_EXTRACTED MATERIAL_:
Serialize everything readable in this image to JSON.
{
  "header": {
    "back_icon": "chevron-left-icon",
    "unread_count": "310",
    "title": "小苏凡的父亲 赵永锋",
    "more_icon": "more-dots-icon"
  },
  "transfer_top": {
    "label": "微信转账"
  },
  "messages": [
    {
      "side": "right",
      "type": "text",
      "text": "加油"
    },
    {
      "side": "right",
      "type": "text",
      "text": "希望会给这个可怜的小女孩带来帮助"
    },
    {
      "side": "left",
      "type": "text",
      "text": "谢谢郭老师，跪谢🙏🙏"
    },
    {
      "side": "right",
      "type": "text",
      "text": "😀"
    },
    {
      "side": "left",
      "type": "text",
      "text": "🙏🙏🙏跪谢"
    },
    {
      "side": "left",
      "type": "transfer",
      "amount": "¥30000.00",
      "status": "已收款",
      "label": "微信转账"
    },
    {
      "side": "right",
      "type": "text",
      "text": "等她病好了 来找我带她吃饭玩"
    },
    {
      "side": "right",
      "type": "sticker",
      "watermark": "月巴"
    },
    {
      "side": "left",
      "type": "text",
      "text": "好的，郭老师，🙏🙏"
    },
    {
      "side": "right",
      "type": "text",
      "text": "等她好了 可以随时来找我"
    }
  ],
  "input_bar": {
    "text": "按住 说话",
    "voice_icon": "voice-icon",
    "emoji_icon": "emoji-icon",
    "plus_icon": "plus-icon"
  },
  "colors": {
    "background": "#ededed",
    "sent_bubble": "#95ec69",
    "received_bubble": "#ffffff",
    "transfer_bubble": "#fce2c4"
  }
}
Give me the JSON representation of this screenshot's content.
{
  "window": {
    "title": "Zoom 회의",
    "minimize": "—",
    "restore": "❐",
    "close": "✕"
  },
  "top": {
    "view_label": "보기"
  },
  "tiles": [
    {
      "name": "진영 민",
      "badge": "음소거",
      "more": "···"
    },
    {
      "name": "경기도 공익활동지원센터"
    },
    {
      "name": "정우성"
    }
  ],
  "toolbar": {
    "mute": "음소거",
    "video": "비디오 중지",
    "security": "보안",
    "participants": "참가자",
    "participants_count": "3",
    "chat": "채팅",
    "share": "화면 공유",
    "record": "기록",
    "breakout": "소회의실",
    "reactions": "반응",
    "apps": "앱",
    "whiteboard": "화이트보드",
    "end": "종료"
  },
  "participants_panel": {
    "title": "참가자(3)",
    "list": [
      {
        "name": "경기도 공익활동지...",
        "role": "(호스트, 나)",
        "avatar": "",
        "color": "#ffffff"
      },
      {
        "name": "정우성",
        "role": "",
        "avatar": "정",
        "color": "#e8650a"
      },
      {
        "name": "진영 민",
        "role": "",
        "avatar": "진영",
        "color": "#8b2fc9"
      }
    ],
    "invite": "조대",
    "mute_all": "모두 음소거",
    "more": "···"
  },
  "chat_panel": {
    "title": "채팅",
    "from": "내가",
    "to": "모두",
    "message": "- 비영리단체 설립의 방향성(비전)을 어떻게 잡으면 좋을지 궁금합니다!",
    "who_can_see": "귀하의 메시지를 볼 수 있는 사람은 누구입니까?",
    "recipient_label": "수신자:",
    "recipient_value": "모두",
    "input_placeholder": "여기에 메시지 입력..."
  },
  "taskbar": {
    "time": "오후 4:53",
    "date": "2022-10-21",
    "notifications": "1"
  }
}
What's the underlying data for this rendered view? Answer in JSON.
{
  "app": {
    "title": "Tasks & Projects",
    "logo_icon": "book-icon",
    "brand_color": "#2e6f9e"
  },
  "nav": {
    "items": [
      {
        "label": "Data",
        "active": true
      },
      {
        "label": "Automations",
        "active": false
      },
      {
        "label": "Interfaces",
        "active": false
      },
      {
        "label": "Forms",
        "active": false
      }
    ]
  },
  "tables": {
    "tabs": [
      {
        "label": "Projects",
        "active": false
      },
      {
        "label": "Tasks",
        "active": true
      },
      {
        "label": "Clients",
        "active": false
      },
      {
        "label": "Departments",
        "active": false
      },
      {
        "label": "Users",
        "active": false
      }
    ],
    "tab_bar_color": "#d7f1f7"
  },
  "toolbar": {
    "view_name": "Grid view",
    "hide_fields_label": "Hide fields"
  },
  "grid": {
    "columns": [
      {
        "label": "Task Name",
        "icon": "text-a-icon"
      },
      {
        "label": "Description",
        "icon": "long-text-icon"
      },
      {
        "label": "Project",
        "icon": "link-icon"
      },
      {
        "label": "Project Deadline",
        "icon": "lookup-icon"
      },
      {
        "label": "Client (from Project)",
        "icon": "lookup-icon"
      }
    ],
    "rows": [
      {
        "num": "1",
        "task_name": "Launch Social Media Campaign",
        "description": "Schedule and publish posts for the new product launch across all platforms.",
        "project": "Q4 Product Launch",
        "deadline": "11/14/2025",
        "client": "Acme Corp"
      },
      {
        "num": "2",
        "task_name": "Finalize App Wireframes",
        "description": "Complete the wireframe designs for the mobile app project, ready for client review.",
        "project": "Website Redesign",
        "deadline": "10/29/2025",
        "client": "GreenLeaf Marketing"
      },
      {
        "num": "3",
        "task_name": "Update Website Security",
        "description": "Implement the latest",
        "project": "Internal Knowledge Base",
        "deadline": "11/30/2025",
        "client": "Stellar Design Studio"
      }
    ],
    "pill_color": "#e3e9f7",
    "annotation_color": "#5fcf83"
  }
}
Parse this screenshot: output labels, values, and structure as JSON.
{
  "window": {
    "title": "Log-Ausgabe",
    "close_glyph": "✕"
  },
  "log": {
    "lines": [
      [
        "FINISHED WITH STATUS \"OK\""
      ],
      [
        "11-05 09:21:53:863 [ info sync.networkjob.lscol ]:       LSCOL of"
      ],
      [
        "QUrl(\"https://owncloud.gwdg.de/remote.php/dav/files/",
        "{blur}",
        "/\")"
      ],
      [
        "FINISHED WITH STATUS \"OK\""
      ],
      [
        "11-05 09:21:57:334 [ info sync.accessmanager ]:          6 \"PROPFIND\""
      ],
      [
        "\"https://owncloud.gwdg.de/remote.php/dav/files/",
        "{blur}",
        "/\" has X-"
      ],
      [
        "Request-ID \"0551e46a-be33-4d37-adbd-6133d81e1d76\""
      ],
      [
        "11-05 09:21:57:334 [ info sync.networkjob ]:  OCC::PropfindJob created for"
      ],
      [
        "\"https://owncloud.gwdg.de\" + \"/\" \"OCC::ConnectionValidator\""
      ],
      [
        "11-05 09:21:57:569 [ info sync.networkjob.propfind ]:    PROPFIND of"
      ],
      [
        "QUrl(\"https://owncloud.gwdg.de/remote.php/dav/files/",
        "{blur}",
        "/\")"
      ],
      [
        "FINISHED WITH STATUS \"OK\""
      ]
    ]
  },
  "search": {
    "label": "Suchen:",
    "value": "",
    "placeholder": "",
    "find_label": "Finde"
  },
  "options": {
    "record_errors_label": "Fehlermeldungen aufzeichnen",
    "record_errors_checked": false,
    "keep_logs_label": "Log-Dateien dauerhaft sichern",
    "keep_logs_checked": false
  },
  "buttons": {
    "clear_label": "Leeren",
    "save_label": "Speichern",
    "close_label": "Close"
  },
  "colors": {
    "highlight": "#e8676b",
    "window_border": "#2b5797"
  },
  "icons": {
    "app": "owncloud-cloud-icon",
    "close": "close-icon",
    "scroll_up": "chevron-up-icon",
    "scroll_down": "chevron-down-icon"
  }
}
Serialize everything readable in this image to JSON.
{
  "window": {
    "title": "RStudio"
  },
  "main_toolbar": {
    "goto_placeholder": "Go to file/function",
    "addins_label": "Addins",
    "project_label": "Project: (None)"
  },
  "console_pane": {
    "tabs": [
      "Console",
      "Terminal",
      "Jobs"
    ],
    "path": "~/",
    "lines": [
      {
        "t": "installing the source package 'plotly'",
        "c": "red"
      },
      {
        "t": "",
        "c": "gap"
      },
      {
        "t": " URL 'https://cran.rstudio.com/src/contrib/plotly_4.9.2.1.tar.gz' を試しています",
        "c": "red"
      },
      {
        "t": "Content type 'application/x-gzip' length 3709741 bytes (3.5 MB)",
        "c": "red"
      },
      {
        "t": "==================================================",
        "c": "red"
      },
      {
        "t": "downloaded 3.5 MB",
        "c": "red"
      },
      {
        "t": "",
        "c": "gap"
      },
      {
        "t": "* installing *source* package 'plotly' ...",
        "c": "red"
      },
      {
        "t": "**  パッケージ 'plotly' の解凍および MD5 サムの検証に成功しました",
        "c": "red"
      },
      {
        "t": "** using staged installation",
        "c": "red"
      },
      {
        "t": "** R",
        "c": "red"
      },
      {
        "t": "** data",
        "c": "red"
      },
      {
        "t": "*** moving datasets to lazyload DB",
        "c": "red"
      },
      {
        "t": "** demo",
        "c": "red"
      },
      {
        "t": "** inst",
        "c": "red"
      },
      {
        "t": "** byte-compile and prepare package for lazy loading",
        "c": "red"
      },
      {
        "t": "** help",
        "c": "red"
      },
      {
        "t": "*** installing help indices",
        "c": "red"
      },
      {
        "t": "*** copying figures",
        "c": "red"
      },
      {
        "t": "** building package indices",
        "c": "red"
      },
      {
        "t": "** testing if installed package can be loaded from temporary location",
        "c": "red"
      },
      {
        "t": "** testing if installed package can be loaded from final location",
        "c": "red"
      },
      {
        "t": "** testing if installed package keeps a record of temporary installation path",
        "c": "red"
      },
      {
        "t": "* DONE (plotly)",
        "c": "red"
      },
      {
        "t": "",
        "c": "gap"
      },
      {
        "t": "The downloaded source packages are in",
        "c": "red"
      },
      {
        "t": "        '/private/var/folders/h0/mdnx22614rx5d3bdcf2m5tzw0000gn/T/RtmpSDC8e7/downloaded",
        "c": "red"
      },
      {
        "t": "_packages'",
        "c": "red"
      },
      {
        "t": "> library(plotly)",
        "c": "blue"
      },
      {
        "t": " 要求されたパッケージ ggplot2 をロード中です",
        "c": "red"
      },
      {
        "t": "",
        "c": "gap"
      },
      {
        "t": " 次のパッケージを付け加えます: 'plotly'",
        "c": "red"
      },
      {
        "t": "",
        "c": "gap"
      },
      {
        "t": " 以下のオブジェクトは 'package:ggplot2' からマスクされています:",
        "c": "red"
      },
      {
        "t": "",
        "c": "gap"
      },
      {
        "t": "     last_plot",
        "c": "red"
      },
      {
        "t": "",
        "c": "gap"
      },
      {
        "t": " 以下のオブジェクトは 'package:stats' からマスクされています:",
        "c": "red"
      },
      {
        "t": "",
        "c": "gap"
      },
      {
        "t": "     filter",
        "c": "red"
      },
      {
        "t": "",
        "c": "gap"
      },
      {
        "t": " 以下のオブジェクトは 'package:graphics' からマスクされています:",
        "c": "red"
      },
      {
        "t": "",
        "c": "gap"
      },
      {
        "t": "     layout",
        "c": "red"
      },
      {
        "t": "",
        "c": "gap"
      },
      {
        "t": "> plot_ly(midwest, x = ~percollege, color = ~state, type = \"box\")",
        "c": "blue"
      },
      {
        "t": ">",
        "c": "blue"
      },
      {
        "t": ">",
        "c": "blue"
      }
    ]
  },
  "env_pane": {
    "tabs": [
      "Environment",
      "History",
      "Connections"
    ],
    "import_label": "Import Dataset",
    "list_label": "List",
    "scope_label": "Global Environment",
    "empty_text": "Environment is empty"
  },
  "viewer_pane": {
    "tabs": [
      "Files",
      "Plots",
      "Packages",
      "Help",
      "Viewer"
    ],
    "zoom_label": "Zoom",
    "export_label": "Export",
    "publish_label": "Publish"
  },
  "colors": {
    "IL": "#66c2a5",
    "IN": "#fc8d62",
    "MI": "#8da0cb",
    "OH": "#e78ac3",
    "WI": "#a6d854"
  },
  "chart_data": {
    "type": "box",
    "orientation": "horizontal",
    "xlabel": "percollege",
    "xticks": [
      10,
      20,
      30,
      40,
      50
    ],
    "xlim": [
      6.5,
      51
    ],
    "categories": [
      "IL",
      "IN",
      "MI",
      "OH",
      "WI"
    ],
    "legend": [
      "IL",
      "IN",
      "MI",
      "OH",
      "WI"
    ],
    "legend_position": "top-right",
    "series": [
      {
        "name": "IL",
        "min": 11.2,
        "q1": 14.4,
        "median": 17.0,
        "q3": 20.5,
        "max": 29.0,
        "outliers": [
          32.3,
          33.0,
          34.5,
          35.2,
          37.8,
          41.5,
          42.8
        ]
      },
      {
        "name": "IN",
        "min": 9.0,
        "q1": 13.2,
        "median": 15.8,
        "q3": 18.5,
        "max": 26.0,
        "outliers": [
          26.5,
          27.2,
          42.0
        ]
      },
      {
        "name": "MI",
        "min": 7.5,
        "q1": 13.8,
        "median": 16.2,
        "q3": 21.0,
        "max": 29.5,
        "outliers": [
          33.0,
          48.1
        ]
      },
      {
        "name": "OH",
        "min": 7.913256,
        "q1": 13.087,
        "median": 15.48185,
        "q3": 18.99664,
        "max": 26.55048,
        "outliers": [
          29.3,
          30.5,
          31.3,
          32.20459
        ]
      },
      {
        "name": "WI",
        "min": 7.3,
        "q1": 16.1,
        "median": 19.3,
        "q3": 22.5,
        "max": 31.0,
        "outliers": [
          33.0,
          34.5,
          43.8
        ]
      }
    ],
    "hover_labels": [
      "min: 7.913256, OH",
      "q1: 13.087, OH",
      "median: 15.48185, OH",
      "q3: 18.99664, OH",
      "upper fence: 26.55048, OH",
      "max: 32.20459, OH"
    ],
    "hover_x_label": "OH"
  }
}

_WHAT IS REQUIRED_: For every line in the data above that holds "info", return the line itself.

_RESULT BELOW_:
        "11-05 09:21:53:863 [ info sync.networkjob.lscol ]:       LSCOL of"
        "11-05 09:21:57:334 [ info sync.accessmanager ]:          6 \"PROPFIND\""
        "11-05 09:21:57:334 [ info sync.networkjob ]:  OCC::PropfindJob created for"
        "11-05 09:21:57:569 [ info sync.networkjob.propfind ]:    PROPFIND of"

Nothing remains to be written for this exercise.